So what to do, especially when you enjoy eating fish?
Exercise extreme caution when eating fish in high-risk areas (i.e. north of Martinique).
Avoid those fishes that are most often toxic. Potentially ciguatoxic fish include (but are not limited to) barracuda, greater amberjack, kingfish, cavalli, mutton and dog snapper, sharks, large grouper, hogfish and moray eel.

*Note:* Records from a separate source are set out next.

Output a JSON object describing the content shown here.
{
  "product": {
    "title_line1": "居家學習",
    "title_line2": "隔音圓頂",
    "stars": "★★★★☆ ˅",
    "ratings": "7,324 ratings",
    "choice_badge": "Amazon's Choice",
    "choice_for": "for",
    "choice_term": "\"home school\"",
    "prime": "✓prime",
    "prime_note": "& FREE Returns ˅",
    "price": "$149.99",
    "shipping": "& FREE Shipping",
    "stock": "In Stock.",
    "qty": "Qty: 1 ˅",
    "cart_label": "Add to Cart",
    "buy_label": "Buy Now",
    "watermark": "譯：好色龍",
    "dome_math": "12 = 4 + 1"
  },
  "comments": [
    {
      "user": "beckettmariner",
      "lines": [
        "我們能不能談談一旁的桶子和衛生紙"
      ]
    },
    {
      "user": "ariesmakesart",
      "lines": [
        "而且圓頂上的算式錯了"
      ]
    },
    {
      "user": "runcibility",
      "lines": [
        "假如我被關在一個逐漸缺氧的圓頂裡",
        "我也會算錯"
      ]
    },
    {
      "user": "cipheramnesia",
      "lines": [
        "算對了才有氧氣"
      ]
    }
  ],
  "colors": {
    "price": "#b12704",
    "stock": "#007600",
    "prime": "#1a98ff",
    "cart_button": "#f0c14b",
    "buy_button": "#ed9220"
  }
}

Plant-, plankton- and coral-eating fish tend not to be toxic, and pelagic species such as dolphin (dorado) and tuna are rarely implicated.
Always ask the locals what they eat and don't eat. (Remember that common names often differ from one location to another.)

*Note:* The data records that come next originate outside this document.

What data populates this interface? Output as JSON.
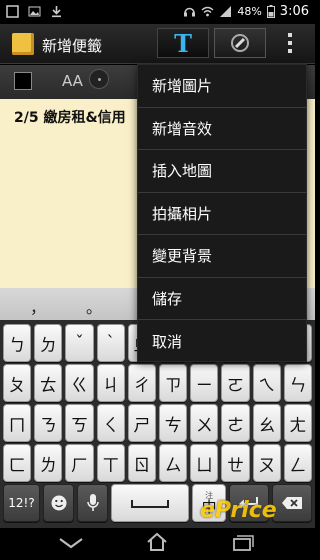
{
  "status": {
    "battery": "48%",
    "time": "3:06"
  },
  "app": {
    "title": "新增便籤"
  },
  "toolbar": {
    "text_tool": "T",
    "font_size_label": "AA"
  },
  "note": {
    "content": "2/5 繳房租&信用"
  },
  "menu": {
    "items": [
      "新增圖片",
      "新增音效",
      "插入地圖",
      "拍攝相片",
      "變更背景",
      "儲存",
      "取消"
    ]
  },
  "keyboard": {
    "candidates": [
      "，",
      "。"
    ],
    "row1": [
      "ㄅ",
      "ㄉ",
      "ˇ",
      "ˋ",
      "ㄓ",
      "ˊ",
      "˙",
      "ㄚ",
      "ㄞ",
      "ㄢ"
    ],
    "row2": [
      "ㄆ",
      "ㄊ",
      "ㄍ",
      "ㄐ",
      "ㄔ",
      "ㄗ",
      "ㄧ",
      "ㄛ",
      "ㄟ",
      "ㄣ"
    ],
    "row3": [
      "ㄇ",
      "ㄋ",
      "ㄎ",
      "ㄑ",
      "ㄕ",
      "ㄘ",
      "ㄨ",
      "ㄜ",
      "ㄠ",
      "ㄤ"
    ],
    "row4": [
      "ㄈ",
      "ㄌ",
      "ㄏ",
      "ㄒ",
      "ㄖ",
      "ㄙ",
      "ㄩ",
      "ㄝ",
      "ㄡ",
      "ㄥ"
    ],
    "symbols_key": "12!?",
    "ime_key": "中",
    "ime_key_super": "注"
  },
  "watermark": "ePrice",
  "colors": {
    "accent": "#3cb4ee",
    "note_bg": "#f9efc8",
    "menu_bg": "#1a1a1a"
  }
}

Choose small specimens of a species, as they are usually less likely to be toxic than large ones.
Test the fish you catch with a test kit
Always clean a fish thoroughly before cooking
it. The poison is usually concentrated in the head
, organs and roe.
If you experience any symptoms of ciguatera, seek medical
attention immediately. There is no antidote, but symptoms can be alleviated.
Information from Compass
correspondents Clifford Lee-Juillerat and John Smith, and from the Caribbean Fisheries Research
and Management Project
, Ciguatera by Dr. Yoshitsugi Hokama, and the Marine Fisheries Review was used in preparing this report.
Ciguatera Test Kit
Folklore says you can test a piece of fish for ciguatera by seeing if a silver coin placed on it turns black, or if a sweet potato boiled with it changes color. These tests have proven to be unreliable.
A faculty member
at the University of Hawaii
, Dr. Yoshitsugi Hokama, has developed a scientific test kit to determine whether or not that fish you just caught is really safe to eat.
The kit, which California
sailing magazine Latitude 38 says "works like one of those pregnancy kits you buy in the drug store", has only one drawback the test takes an hour. Can you wait that long before you toss those succulent kingfish steaks onto the barbecue grill
For information on ordering kits, contact Oceanit Test Systems. 1100 Alakea Street, Honolulu, Hawaii
96813, USA. Tel (808) 531-3017,
fax (808) 531-3177, E-mail firstname.lastname@example.org